Work to complete - Everything in the data that follows should be given again verbatim, except the images.

Recorded data -
• • • • •

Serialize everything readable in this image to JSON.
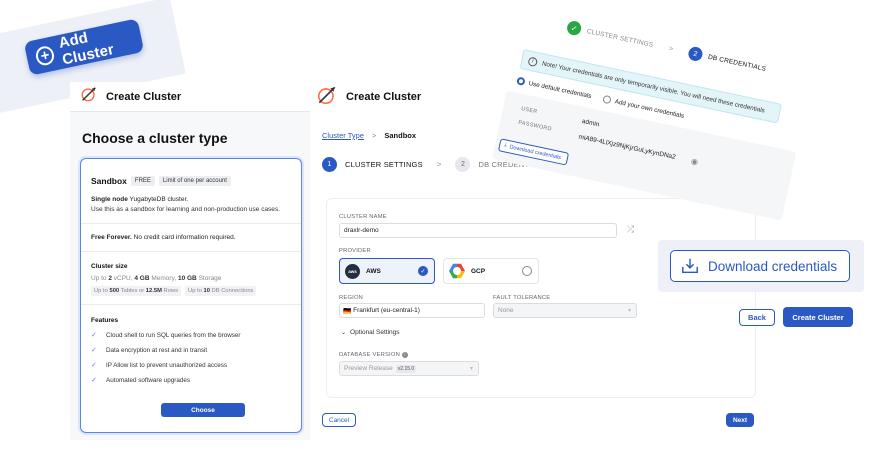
{
  "add_cluster": {
    "label": "Add Cluster"
  },
  "left": {
    "header_title": "Create Cluster",
    "heading": "Choose a cluster type",
    "card": {
      "title": "Sandbox",
      "tag_free": "FREE",
      "tag_limit": "Limit of one per account",
      "desc_bold": "Single node",
      "desc_rest": " YugabyteDB cluster.",
      "desc2": "Use this as a sandbox for learning and non-production use cases.",
      "free_bold": "Free Forever.",
      "free_rest": " No credit card information required.",
      "size_title": "Cluster size",
      "size_line": {
        "p1": "Up to ",
        "v1": "2",
        "u1": " vCPU, ",
        "v2": "4 GB",
        "u2": " Memory, ",
        "v3": "10 GB",
        "u3": " Storage"
      },
      "chip1": {
        "p": "Up to ",
        "v1": "500",
        "m": " Tables or ",
        "v2": "12.5M",
        "s": " Rows"
      },
      "chip2": {
        "p": "Up to ",
        "v": "10",
        "s": " DB Connections"
      },
      "features_title": "Features",
      "features": [
        "Cloud shell to run SQL queries from the browser",
        "Data encryption at rest and in transit",
        "IP Allow list to prevent unauthorized access",
        "Automated software upgrades"
      ],
      "choose_label": "Choose"
    }
  },
  "center": {
    "header_title": "Create Cluster",
    "breadcrumb": {
      "link": "Cluster Type",
      "sep": ">",
      "current": "Sandbox"
    },
    "steps": [
      {
        "num": "1",
        "label": "CLUSTER SETTINGS"
      },
      {
        "num": "2",
        "label": "DB CREDENTIA"
      }
    ],
    "step_sep": ">",
    "form": {
      "cluster_name_label": "CLUSTER NAME",
      "cluster_name_value": "draxlr-demo",
      "provider_label": "PROVIDER",
      "providers": [
        "AWS",
        "GCP"
      ],
      "aws_logo_text": "aws",
      "region_label": "REGION",
      "region_value": "Frankfurt (eu-central-1)",
      "region_flag": "🇩🇪",
      "fault_label": "FAULT TOLERANCE",
      "fault_value": "None",
      "optional_label": "Optional Settings",
      "db_version_label": "DATABASE VERSION",
      "db_version_value": "Preview Release",
      "db_version_tag": "v2.15.0"
    },
    "cancel_label": "Cancel",
    "next_label": "Next"
  },
  "credentials": {
    "step1": "CLUSTER SETTINGS",
    "step2_num": "2",
    "step2": "DB CREDENTIALS",
    "sep": ">",
    "note": "Note! Your credentials are only temporarily visible. You will need these credentials",
    "opt_default": "Use default credentials",
    "opt_own": "Add your own credentials",
    "user_key": "USER",
    "user_val": "admin",
    "password_key": "PASSWORD",
    "password_val": "miA89-4LlXjz9NjKjrGuLyKynDNa2",
    "download_small": "Download credentials"
  },
  "download_big": {
    "label": "Download credentials"
  },
  "actions": {
    "back": "Back",
    "create": "Create Cluster"
  },
  "colors": {
    "accent": "#2b59c3",
    "success": "#28a745",
    "panel_bg": "#f7f8fa",
    "note_bg": "#e3f5f9"
  }
}
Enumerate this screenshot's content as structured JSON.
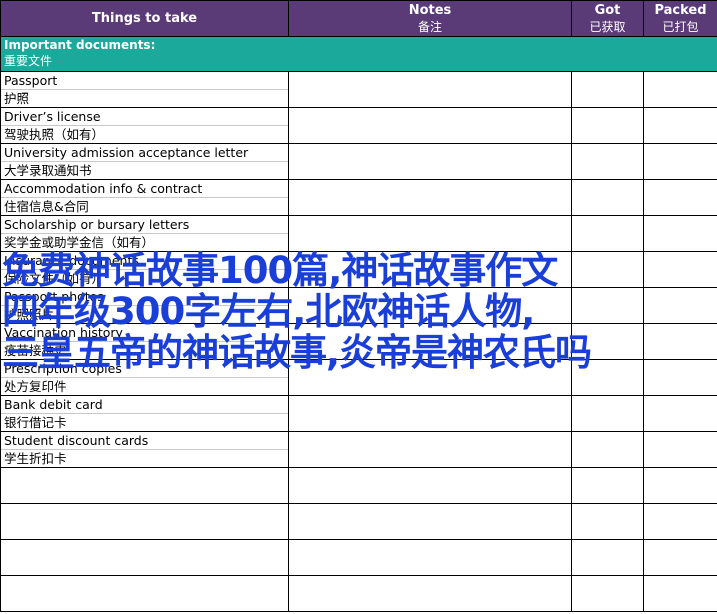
{
  "header": {
    "col1": "Things to take",
    "col2_en": "Notes",
    "col2_zh": "备注",
    "col3_en": "Got",
    "col3_zh": "已获取",
    "col4_en": "Packed",
    "col4_zh": "已打包"
  },
  "section": {
    "title_en": "Important documents:",
    "title_zh": "重要文件"
  },
  "items": [
    {
      "en": "Passport",
      "zh": "护照"
    },
    {
      "en": "Driver’s license",
      "zh": "驾驶执照（如有）"
    },
    {
      "en": "University admission acceptance letter",
      "zh": "大学录取通知书"
    },
    {
      "en": "Accommodation info & contract",
      "zh": "住宿信息&合同"
    },
    {
      "en": "Scholarship or bursary letters",
      "zh": "奖学金或助学金信（如有）"
    },
    {
      "en": "Insurance documents",
      "zh": "保险文件（如有）"
    },
    {
      "en": "Passport photos",
      "zh": "护照照片"
    },
    {
      "en": "Vaccination history",
      "zh": "疫苗接种史"
    },
    {
      "en": "Prescription copies",
      "zh": "处方复印件"
    },
    {
      "en": "Bank debit card",
      "zh": "银行借记卡"
    },
    {
      "en": "Student discount cards",
      "zh": "学生折扣卡"
    }
  ],
  "overlay": {
    "line1": "免费神话故事100篇,神话故事作文",
    "line2": "四年级300字左右,北欧神话人物,",
    "line3": "三皇五帝的神话故事,炎帝是神农氏吗"
  },
  "colors": {
    "header_bg": "#5b3a78",
    "section_bg": "#1aa99a",
    "overlay_text": "#1a3ed8"
  }
}
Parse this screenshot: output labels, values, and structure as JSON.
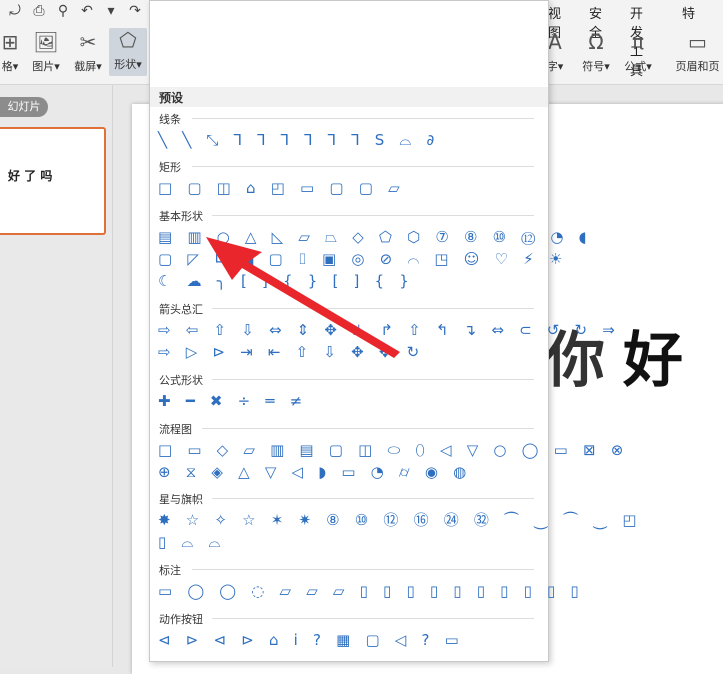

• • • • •

Result of the task -
Serialize everything readable in this image to JSON.
{
  "add_cluster": {
    "label": "Add Cluster"
  },
  "left": {
    "header_title": "Create Cluster",
    "heading": "Choose a cluster type",
    "card": {
      "title": "Sandbox",
      "tag_free": "FREE",
      "tag_limit": "Limit of one per account",
      "desc_bold": "Single node",
      "desc_rest": " YugabyteDB cluster.",
      "desc2": "Use this as a sandbox for learning and non-production use cases.",
      "free_bold": "Free Forever.",
      "free_rest": " No credit card information required.",
      "size_title": "Cluster size",
      "size_line": {
        "p1": "Up to ",
        "v1": "2",
        "u1": " vCPU, ",
        "v2": "4 GB",
        "u2": " Memory, ",
        "v3": "10 GB",
        "u3": " Storage"
      },
      "chip1": {
        "p": "Up to ",
        "v1": "500",
        "m": " Tables or ",
        "v2": "12.5M",
        "s": " Rows"
      },
      "chip2": {
        "p": "Up to ",
        "v": "10",
        "s": " DB Connections"
      },
      "features_title": "Features",
      "features": [
        "Cloud shell to run SQL queries from the browser",
        "Data encryption at rest and in transit",
        "IP Allow list to prevent unauthorized access",
        "Automated software upgrades"
      ],
      "choose_label": "Choose"
    }
  },
  "center": {
    "header_title": "Create Cluster",
    "breadcrumb": {
      "link": "Cluster Type",
      "sep": ">",
      "current": "Sandbox"
    },
    "steps": [
      {
        "num": "1",
        "label": "CLUSTER SETTINGS"
      },
      {
        "num": "2",
        "label": "DB CREDENTIA"
      }
    ],
    "step_sep": ">",
    "form": {
      "cluster_name_label": "CLUSTER NAME",
      "cluster_name_value": "draxlr-demo",
      "provider_label": "PROVIDER",
      "providers": [
        "AWS",
        "GCP"
      ],
      "aws_logo_text": "aws",
      "region_label": "REGION",
      "region_value": "Frankfurt (eu-central-1)",
      "region_flag": "🇩🇪",
      "fault_label": "FAULT TOLERANCE",
      "fault_value": "None",
      "optional_label": "Optional Settings",
      "db_version_label": "DATABASE VERSION",
      "db_version_value": "Preview Release",
      "db_version_tag": "v2.15.0"
    },
    "cancel_label": "Cancel",
    "next_label": "Next"
  },
  "credentials": {
    "step1": "CLUSTER SETTINGS",
    "step2_num": "2",
    "step2": "DB CREDENTIALS",
    "sep": ">",
    "note": "Note! Your credentials are only temporarily visible. You will need these credentials",
    "opt_default": "Use default credentials",
    "opt_own": "Add your own credentials",
    "user_key": "USER",
    "user_val": "admin",
    "password_key": "PASSWORD",
    "password_val": "miA89-4LlXjz9NjKjrGuLyKynDNa2",
    "download_small": "Download credentials"
  },
  "download_big": {
    "label": "Download credentials"
  },
  "actions": {
    "back": "Back",
    "create": "Create Cluster"
  },
  "colors": {
    "accent": "#2b59c3",
    "success": "#28a745",
    "panel_bg": "#f7f8fa",
    "note_bg": "#e3f5f9"
  }
}
Enumerate this screenshot's content as structured JSON.
{
  "header": {
    "col1": "Things to take",
    "col2_en": "Notes",
    "col2_zh": "备注",
    "col3_en": "Got",
    "col3_zh": "已获取",
    "col4_en": "Packed",
    "col4_zh": "已打包"
  },
  "section": {
    "title_en": "Important documents:",
    "title_zh": "重要文件"
  },
  "items": [
    {
      "en": "Passport",
      "zh": "护照"
    },
    {
      "en": "Driver’s license",
      "zh": "驾驶执照（如有）"
    },
    {
      "en": "University admission acceptance letter",
      "zh": "大学录取通知书"
    },
    {
      "en": "Accommodation info & contract",
      "zh": "住宿信息&合同"
    },
    {
      "en": "Scholarship or bursary letters",
      "zh": "奖学金或助学金信（如有）"
    },
    {
      "en": "Insurance documents",
      "zh": "保险文件（如有）"
    },
    {
      "en": "Passport photos",
      "zh": "护照照片"
    },
    {
      "en": "Vaccination history",
      "zh": "疫苗接种史"
    },
    {
      "en": "Prescription copies",
      "zh": "处方复印件"
    },
    {
      "en": "Bank debit card",
      "zh": "银行借记卡"
    },
    {
      "en": "Student discount cards",
      "zh": "学生折扣卡"
    }
  ],
  "overlay": {
    "line1": "免费神话故事100篇,神话故事作文",
    "line2": "四年级300字左右,北欧神话人物,",
    "line3": "三皇五帝的神话故事,炎帝是神农氏吗"
  },
  "colors": {
    "header_bg": "#5b3a78",
    "section_bg": "#1aa99a",
    "overlay_text": "#1a3ed8"
  }
}
Parse this screenshot: output labels, values, and structure as JSON.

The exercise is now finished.